But the most damning statements against Riefenstahl have been made in association with one her most forgotten films—Tiefland, a universally panned film about Spaniards, using gypsies as extras. As it turns out, those gypsies were collected from a concentration camp near Berlin, and sent back after filming. Many of them died at Auschwitz. To the end of her days, Riefenstahl tried to cover up this episode from her glamorous past, claiming she’d met many of the gypsies after the war, still alive; that she had not realized what their fates would be; and that she’d had no direct hand in selecting them from camps as forced film-extra labor. Riefenstahl took a young German filmmaker, Nina Gladitz, to court for her own documentary about the scandal, and effectively shut down the film, even though a German court found for Gladitz on all but one count, agreeing that Riefenstahl had known the extras were from a camp. In 2002, a Roma group took Riefenstahl to court for denying that gypsies were exterminated in the Holocaust, and she was forced to make a statement clarifying the historical truth of the matter.
Leni died in 2003 at the age of 101, at the end of a long life spent trying to reinvigorate and defend her reputation. Obituaries recorded her mixed legacy. Some called her the most talented female director of the 20th century, on par with Orson Welles and Alfred Hitchcock, and a dancing, acting “femme fatale” besides. Others called her a cold opportunist, claiming to be apolitical at one moment, and gushing with Nazi pride the next.
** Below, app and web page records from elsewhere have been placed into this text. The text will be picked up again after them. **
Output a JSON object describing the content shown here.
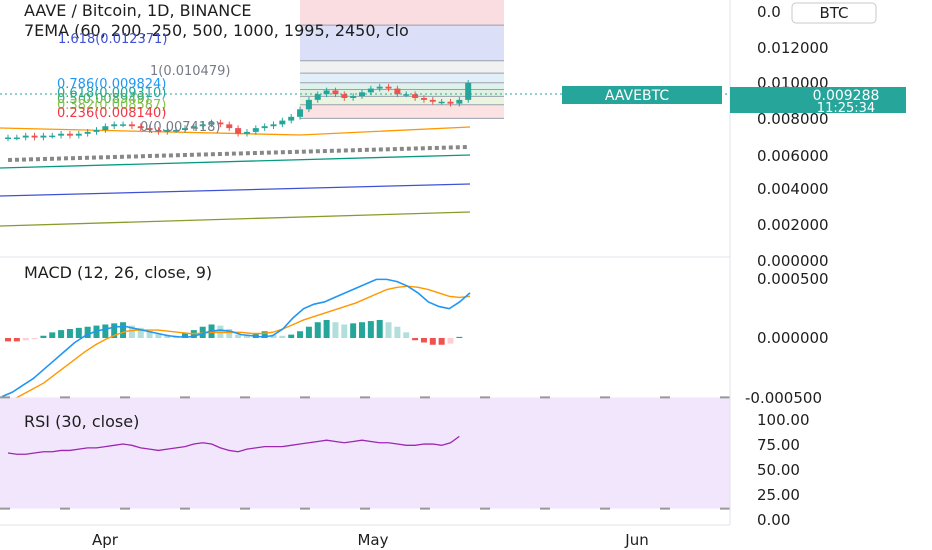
{
  "header": {
    "title": "AAVE / Bitcoin, 1D, BINANCE",
    "ema_label": "7EMA (60, 200, 250, 500, 1000, 1995, 2450, clo"
  },
  "currency_badge": "BTC",
  "price_label": {
    "symbol": "AAVEBTC",
    "price": "0.009288",
    "countdown": "11:25:34",
    "color": "#26a69a"
  },
  "fib_levels": [
    {
      "text": "1.618(0.012371)",
      "color": "#3f51d6"
    },
    {
      "text": "1(0.010479)",
      "color": "#787b86"
    },
    {
      "text": "0.786(0.009824)",
      "color": "#2196f3"
    },
    {
      "text": "0.618(0.009310)",
      "color": "#26a69a"
    },
    {
      "text": "0.5(0.008949)",
      "color": "#4caf50"
    },
    {
      "text": "0.382(0.008587)",
      "color": "#8bc34a"
    },
    {
      "text": "0.236(0.008140)",
      "color": "#f23645"
    },
    {
      "text": "0(0.007418)",
      "color": "#787b86"
    }
  ],
  "colors": {
    "up": "#26a69a",
    "down": "#ef5350",
    "macd": "#2196f3",
    "signal": "#ff9800",
    "rsi": "#9c27b0",
    "rsi_band": "#f2e6fd"
  },
  "chart_data": [
    {
      "type": "candlestick",
      "title": "AAVE / Bitcoin, 1D, BINANCE",
      "yticks": [
        "0.0",
        "0.012000",
        "0.010000",
        "0.008000",
        "0.006000",
        "0.004000",
        "0.002000",
        "0.000000"
      ],
      "ylim": [
        0,
        0.0135
      ],
      "close_approx": [
        0.0064,
        0.0064,
        0.0065,
        0.0064,
        0.0065,
        0.0065,
        0.0066,
        0.0065,
        0.0066,
        0.0067,
        0.0068,
        0.007,
        0.0071,
        0.0071,
        0.007,
        0.0069,
        0.0068,
        0.0067,
        0.0068,
        0.0068,
        0.0069,
        0.007,
        0.0071,
        0.0072,
        0.0071,
        0.0069,
        0.0066,
        0.0067,
        0.0069,
        0.007,
        0.0071,
        0.0073,
        0.0075,
        0.0079,
        0.0084,
        0.0087,
        0.0089,
        0.0087,
        0.0085,
        0.0086,
        0.0088,
        0.009,
        0.0091,
        0.009,
        0.0087,
        0.0087,
        0.0085,
        0.0084,
        0.0083,
        0.0083,
        0.0082,
        0.0084,
        0.0093
      ],
      "current_price": 0.009288
    },
    {
      "type": "bar",
      "title": "MACD (12, 26, close, 9)",
      "yticks": [
        "0.000500",
        "0.000000",
        "-0.000500"
      ],
      "ylim": [
        -0.0006,
        0.00055
      ],
      "histogram_approx": [
        -3e-05,
        -3e-05,
        -2e-05,
        -1e-05,
        2e-05,
        5e-05,
        7e-05,
        8e-05,
        9e-05,
        0.0001,
        0.00011,
        0.00012,
        0.00013,
        0.00014,
        0.00011,
        9e-05,
        6e-05,
        4e-05,
        3e-05,
        2e-05,
        4e-05,
        7e-05,
        0.0001,
        0.00012,
        0.00011,
        8e-05,
        3e-05,
        2e-05,
        4e-05,
        6e-05,
        3e-05,
        2e-05,
        3e-05,
        6e-05,
        0.0001,
        0.00014,
        0.00016,
        0.00014,
        0.00012,
        0.00013,
        0.00014,
        0.00015,
        0.00016,
        0.00014,
        0.0001,
        5e-05,
        -2e-05,
        -4e-05,
        -6e-05,
        -6e-05,
        -5e-05,
        1e-05
      ],
      "macd_approx": [
        -0.00052,
        -0.00048,
        -0.00042,
        -0.00036,
        -0.00028,
        -0.0002,
        -0.00012,
        -4e-05,
        2e-05,
        6e-05,
        8e-05,
        0.0001,
        0.0001,
        8e-05,
        6e-05,
        4e-05,
        2e-05,
        1e-05,
        1e-05,
        3e-05,
        6e-05,
        7e-05,
        6e-05,
        3e-05,
        2e-05,
        1e-05,
        2e-05,
        8e-05,
        0.00018,
        0.00026,
        0.0003,
        0.00032,
        0.00036,
        0.0004,
        0.00044,
        0.00048,
        0.00052,
        0.00052,
        0.0005,
        0.00046,
        0.0004,
        0.00032,
        0.00028,
        0.00026,
        0.00032,
        0.0004
      ],
      "signal_approx": [
        -0.00058,
        -0.00055,
        -0.0005,
        -0.00045,
        -0.0004,
        -0.00033,
        -0.00026,
        -0.00019,
        -0.00012,
        -6e-05,
        -1e-05,
        3e-05,
        6e-05,
        7e-05,
        7e-05,
        7e-05,
        6e-05,
        5e-05,
        4e-05,
        4e-05,
        5e-05,
        5e-05,
        5e-05,
        5e-05,
        4e-05,
        4e-05,
        5e-05,
        8e-05,
        0.00012,
        0.00016,
        0.00019,
        0.00022,
        0.00025,
        0.00028,
        0.00031,
        0.00035,
        0.00039,
        0.00043,
        0.00045,
        0.00046,
        0.00045,
        0.00043,
        0.0004,
        0.00037,
        0.00036,
        0.00037
      ]
    },
    {
      "type": "line",
      "title": "RSI (30, close)",
      "yticks": [
        "100.00",
        "75.00",
        "50.00",
        "25.00",
        "0.00"
      ],
      "ylim": [
        0,
        100
      ],
      "band": [
        70,
        30
      ],
      "values_approx": [
        50,
        49,
        49,
        50,
        51,
        51,
        52,
        52,
        53,
        54,
        54,
        55,
        56,
        57,
        56,
        54,
        53,
        52,
        53,
        54,
        55,
        57,
        58,
        57,
        54,
        52,
        51,
        53,
        54,
        55,
        55,
        55,
        56,
        57,
        58,
        59,
        60,
        59,
        58,
        59,
        60,
        59,
        58,
        58,
        57,
        56,
        56,
        57,
        57,
        56,
        58,
        63
      ]
    }
  ],
  "x_axis_labels": [
    "Apr",
    "May",
    "Jun"
  ]
}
As she wrote to Hitler in a telegram, after the Nazis captured Paris in 1940, “With indescribable joy, deeply moved and filled with burning gratitude, we share with you, my Führer, your and Germany’s greatest victory, the entry of German troops into Paris. You exceed anything human imagination has the power to conceive, achieving deeds without parallel in the history of mankind. How can we ever thank you?”
*I’ve chosen not to embed the opening of Olympia (Part I), because copyright issues are fuzzy, but it’s available on Youtube. Depending on how the introduction has been edited, the Discus Thrower is usually shown around minute six, following a dramatic opening featuring many classical statues, including the Barberini Faun, another German classical-art acquisition that is still on display at Munich’s Glyptothek.